:: YOUR TASK ::
Reproduce the entries word for word, and omit any picture you find in them.

:: EXERCISE DATA

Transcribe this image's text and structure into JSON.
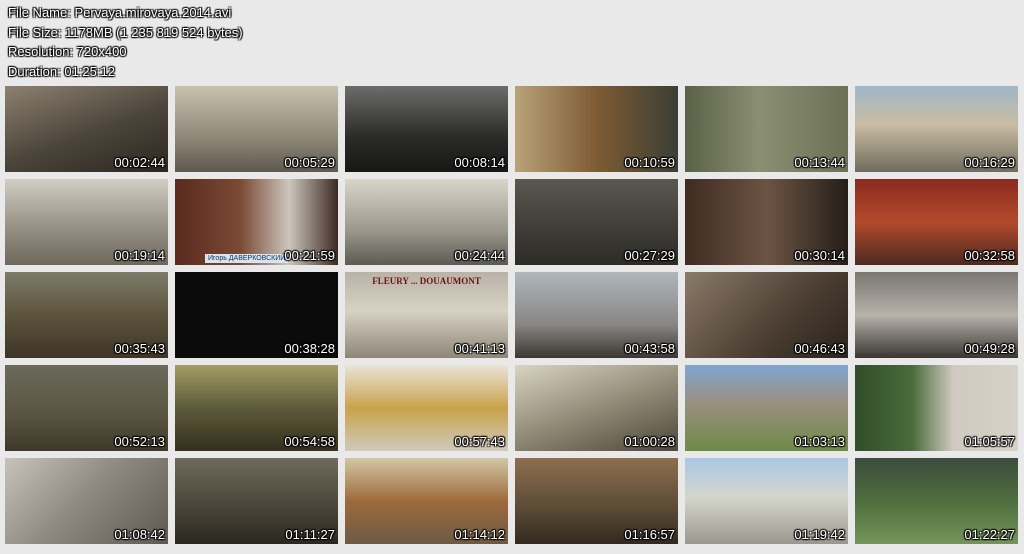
{
  "file_info": {
    "name_line": "File Name: Pervaya.mirovaya.2014.avi",
    "size_line": "File Size: 1178MB (1 235 819 524 bytes)",
    "resolution_line": "Resolution: 720x400",
    "duration_line": "Duration: 01:25:12"
  },
  "thumbnails": [
    {
      "time": "00:02:44",
      "tone": "sepia1"
    },
    {
      "time": "00:05:29",
      "tone": "sepia2"
    },
    {
      "time": "00:08:14",
      "tone": "bw1"
    },
    {
      "time": "00:10:59",
      "tone": "color1"
    },
    {
      "time": "00:13:44",
      "tone": "forest"
    },
    {
      "time": "00:16:29",
      "tone": "street"
    },
    {
      "time": "00:19:14",
      "tone": "cath"
    },
    {
      "time": "00:21:59",
      "tone": "office",
      "caption": "Игорь ДАВЕРКОВСКИЙ"
    },
    {
      "time": "00:24:44",
      "tone": "camp"
    },
    {
      "time": "00:27:29",
      "tone": "parade"
    },
    {
      "time": "00:30:14",
      "tone": "study"
    },
    {
      "time": "00:32:58",
      "tone": "hall"
    },
    {
      "time": "00:35:43",
      "tone": "trench"
    },
    {
      "time": "00:38:28",
      "tone": "black"
    },
    {
      "time": "00:41:13",
      "tone": "monu",
      "plaque": "FLEURY ... DOUAUMONT"
    },
    {
      "time": "00:43:58",
      "tone": "memor"
    },
    {
      "time": "00:46:43",
      "tone": "pen"
    },
    {
      "time": "00:49:28",
      "tone": "crowd"
    },
    {
      "time": "00:52:13",
      "tone": "officer"
    },
    {
      "time": "00:54:58",
      "tone": "trench2"
    },
    {
      "time": "00:57:43",
      "tone": "palace"
    },
    {
      "time": "01:00:28",
      "tone": "field"
    },
    {
      "time": "01:03:13",
      "tone": "fort"
    },
    {
      "time": "01:05:57",
      "tone": "house"
    },
    {
      "time": "01:08:42",
      "tone": "aerial"
    },
    {
      "time": "01:11:27",
      "tone": "ruin"
    },
    {
      "time": "01:14:12",
      "tone": "corr"
    },
    {
      "time": "01:16:57",
      "tone": "dugout"
    },
    {
      "time": "01:19:42",
      "tone": "colon"
    },
    {
      "time": "01:22:27",
      "tone": "grave"
    }
  ]
}
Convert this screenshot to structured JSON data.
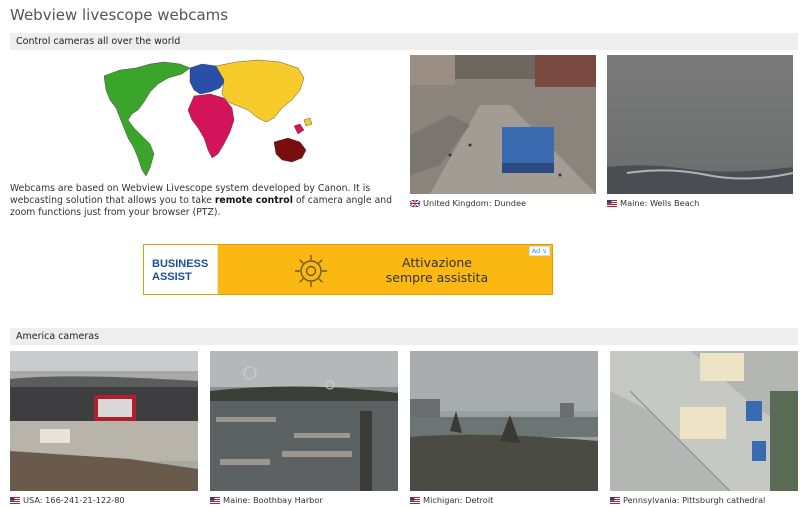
{
  "page": {
    "title": "Webview livescope webcams"
  },
  "sections": {
    "control": "Control cameras all over the world",
    "america": "America cameras"
  },
  "intro": {
    "part1": "Webcams are based on Webview Livescope system developed by Canon. It is webcasting solution that allows you to take ",
    "bold": "remote control",
    "part2": " of camera angle and zoom functions just from your browser (PTZ)."
  },
  "ad": {
    "logo_line1": "BUSINESS",
    "logo_line2": "ASSIST",
    "text_line1": "Attivazione",
    "text_line2": "sempre assistita",
    "badge": "Ad ∨"
  },
  "featured_cams": [
    {
      "caption": "United Kingdom: Dundee",
      "flag": "uk"
    },
    {
      "caption": "Maine: Wells Beach",
      "flag": "us"
    }
  ],
  "america_cams": [
    {
      "caption": "USA: 166-241-21-122-80",
      "flag": "us"
    },
    {
      "caption": "Maine: Boothbay Harbor",
      "flag": "us"
    },
    {
      "caption": "Michigan: Detroit",
      "flag": "us"
    },
    {
      "caption": "Pennsylvania: Pittsburgh cathedral",
      "flag": "us"
    }
  ],
  "colors": {
    "map_north_america": "#3aa52a",
    "map_europe": "#2a4fa8",
    "map_asia": "#f7cc2a",
    "map_africa": "#d4145a",
    "map_australia": "#7a0e0e",
    "ad_background": "#fbb813",
    "ad_logo": "#1a4fa0"
  }
}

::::

:: TASK RESULT ::
Transcribe this image's text and structure into JSON.
{
  "file_info": {
    "name_line": "File Name: Pervaya.mirovaya.2014.avi",
    "size_line": "File Size: 1178MB (1 235 819 524 bytes)",
    "resolution_line": "Resolution: 720x400",
    "duration_line": "Duration: 01:25:12"
  },
  "thumbnails": [
    {
      "time": "00:02:44",
      "tone": "sepia1"
    },
    {
      "time": "00:05:29",
      "tone": "sepia2"
    },
    {
      "time": "00:08:14",
      "tone": "bw1"
    },
    {
      "time": "00:10:59",
      "tone": "color1"
    },
    {
      "time": "00:13:44",
      "tone": "forest"
    },
    {
      "time": "00:16:29",
      "tone": "street"
    },
    {
      "time": "00:19:14",
      "tone": "cath"
    },
    {
      "time": "00:21:59",
      "tone": "office",
      "caption": "Игорь ДАВЕРКОВСКИЙ"
    },
    {
      "time": "00:24:44",
      "tone": "camp"
    },
    {
      "time": "00:27:29",
      "tone": "parade"
    },
    {
      "time": "00:30:14",
      "tone": "study"
    },
    {
      "time": "00:32:58",
      "tone": "hall"
    },
    {
      "time": "00:35:43",
      "tone": "trench"
    },
    {
      "time": "00:38:28",
      "tone": "black"
    },
    {
      "time": "00:41:13",
      "tone": "monu",
      "plaque": "FLEURY ... DOUAUMONT"
    },
    {
      "time": "00:43:58",
      "tone": "memor"
    },
    {
      "time": "00:46:43",
      "tone": "pen"
    },
    {
      "time": "00:49:28",
      "tone": "crowd"
    },
    {
      "time": "00:52:13",
      "tone": "officer"
    },
    {
      "time": "00:54:58",
      "tone": "trench2"
    },
    {
      "time": "00:57:43",
      "tone": "palace"
    },
    {
      "time": "01:00:28",
      "tone": "field"
    },
    {
      "time": "01:03:13",
      "tone": "fort"
    },
    {
      "time": "01:05:57",
      "tone": "house"
    },
    {
      "time": "01:08:42",
      "tone": "aerial"
    },
    {
      "time": "01:11:27",
      "tone": "ruin"
    },
    {
      "time": "01:14:12",
      "tone": "corr"
    },
    {
      "time": "01:16:57",
      "tone": "dugout"
    },
    {
      "time": "01:19:42",
      "tone": "colon"
    },
    {
      "time": "01:22:27",
      "tone": "grave"
    }
  ]
}
Convert this screenshot to structured JSON data.
{
  "page": {
    "title": "Webview livescope webcams"
  },
  "sections": {
    "control": "Control cameras all over the world",
    "america": "America cameras"
  },
  "intro": {
    "part1": "Webcams are based on Webview Livescope system developed by Canon. It is webcasting solution that allows you to take ",
    "bold": "remote control",
    "part2": " of camera angle and zoom functions just from your browser (PTZ)."
  },
  "ad": {
    "logo_line1": "BUSINESS",
    "logo_line2": "ASSIST",
    "text_line1": "Attivazione",
    "text_line2": "sempre assistita",
    "badge": "Ad ∨"
  },
  "featured_cams": [
    {
      "caption": "United Kingdom: Dundee",
      "flag": "uk"
    },
    {
      "caption": "Maine: Wells Beach",
      "flag": "us"
    }
  ],
  "america_cams": [
    {
      "caption": "USA: 166-241-21-122-80",
      "flag": "us"
    },
    {
      "caption": "Maine: Boothbay Harbor",
      "flag": "us"
    },
    {
      "caption": "Michigan: Detroit",
      "flag": "us"
    },
    {
      "caption": "Pennsylvania: Pittsburgh cathedral",
      "flag": "us"
    }
  ],
  "colors": {
    "map_north_america": "#3aa52a",
    "map_europe": "#2a4fa8",
    "map_asia": "#f7cc2a",
    "map_africa": "#d4145a",
    "map_australia": "#7a0e0e",
    "ad_background": "#fbb813",
    "ad_logo": "#1a4fa0"
  }
}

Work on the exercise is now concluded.